My integer factorization study has me looking a great deal at differences of perfect squares, one even and one odd. This is an easily justified path to take, since powers of two will be apparent and can divide out as soon as we start, regardless of the numerical base we are using. But I took a diversion to look at even positive integers that have expressions as the difference of perfect squares, both even or both odd. This is where I realized something simple, which perhaps merits mention only because I had either forgotten or failed to realize the principles that led to it before.
Since the squares of odd integers are always congruent to 1 modulo 8, the difference between two odd integers’ perfect squares will always have 8 as a divisor. For the difference of squares of even integers, the largest power of 2 that divides them might be 2 and not 3, but for odd ones, the principle holds true. So if an even integer is divisible by 4 but not by 8, it will have a difference-of-two-squares expression whose terms must be even. And if it is divisible by 2 but not 4, as I explained in my post some time ago, it has no compact expression as the difference of two squares.
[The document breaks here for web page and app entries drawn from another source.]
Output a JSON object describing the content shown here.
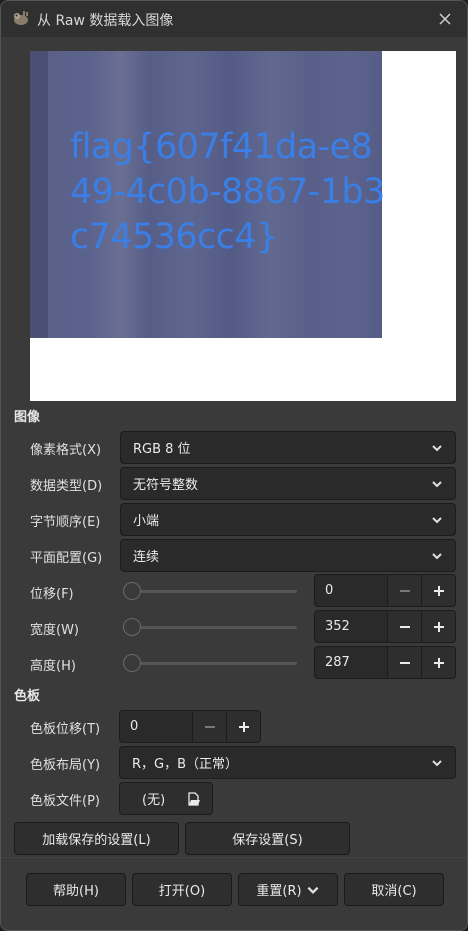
{
  "window": {
    "title": "从 Raw 数据载入图像"
  },
  "preview": {
    "image_text": "flag{607f41da-e849-4c0b-8867-1b3c74536cc4}"
  },
  "image_section": {
    "title": "图像",
    "pixel_format": {
      "label": "像素格式(X)",
      "value": "RGB 8 位"
    },
    "data_type": {
      "label": "数据类型(D)",
      "value": "无符号整数"
    },
    "byte_order": {
      "label": "字节顺序(E)",
      "value": "小端"
    },
    "planar_config": {
      "label": "平面配置(G)",
      "value": "连续"
    },
    "offset": {
      "label": "位移(F)",
      "value": "0"
    },
    "width": {
      "label": "宽度(W)",
      "value": "352"
    },
    "height": {
      "label": "高度(H)",
      "value": "287"
    }
  },
  "palette_section": {
    "title": "色板",
    "palette_offset": {
      "label": "色板位移(T)",
      "value": "0"
    },
    "palette_layout": {
      "label": "色板布局(Y)",
      "value": "R，G，B（正常）"
    },
    "palette_file": {
      "label": "色板文件(P)",
      "value": "(无)"
    }
  },
  "settings_buttons": {
    "load": "加载保存的设置(L)",
    "save": "保存设置(S)"
  },
  "footer": {
    "help": "帮助(H)",
    "open": "打开(O)",
    "reset": "重置(R)",
    "cancel": "取消(C)"
  },
  "icons": {
    "app": "gimp-wilber-icon",
    "close": "close-icon",
    "chevron": "chevron-down-icon",
    "minus": "minus-icon",
    "plus": "plus-icon",
    "file": "document-open-icon"
  },
  "colors": {
    "flag_text": "#3a7fe6",
    "dialog_bg": "#3a3a3a"
  }
}
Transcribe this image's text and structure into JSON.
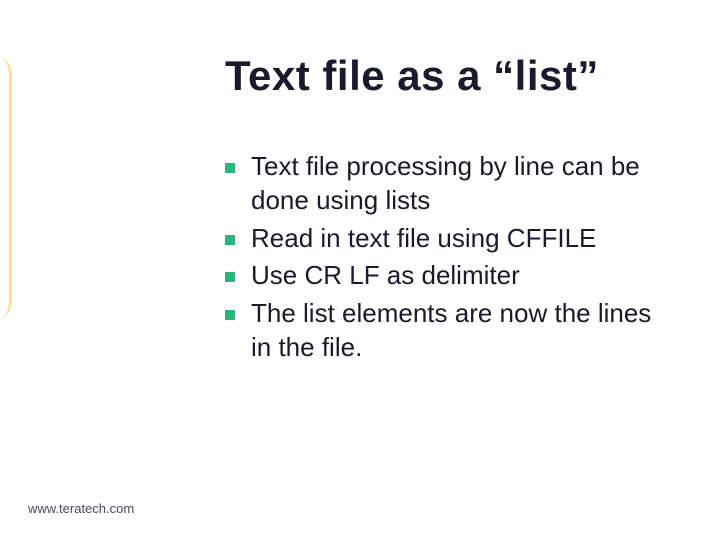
{
  "title": "Text file as a “list”",
  "bullets": [
    "Text file processing by line can be done using lists",
    "Read in text file using CFFILE",
    "Use CR LF as delimiter",
    "The list elements are now the lines in the file."
  ],
  "footer": "www.teratech.com"
}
The even residues modulo 8 have squares congruent to either 0 or 4, by the way, which means differences of even perfect squares can be congruent to 0 or 4 modulo 8 as well. That’s essentially almost explained above, but I’m spelling it out for completeness.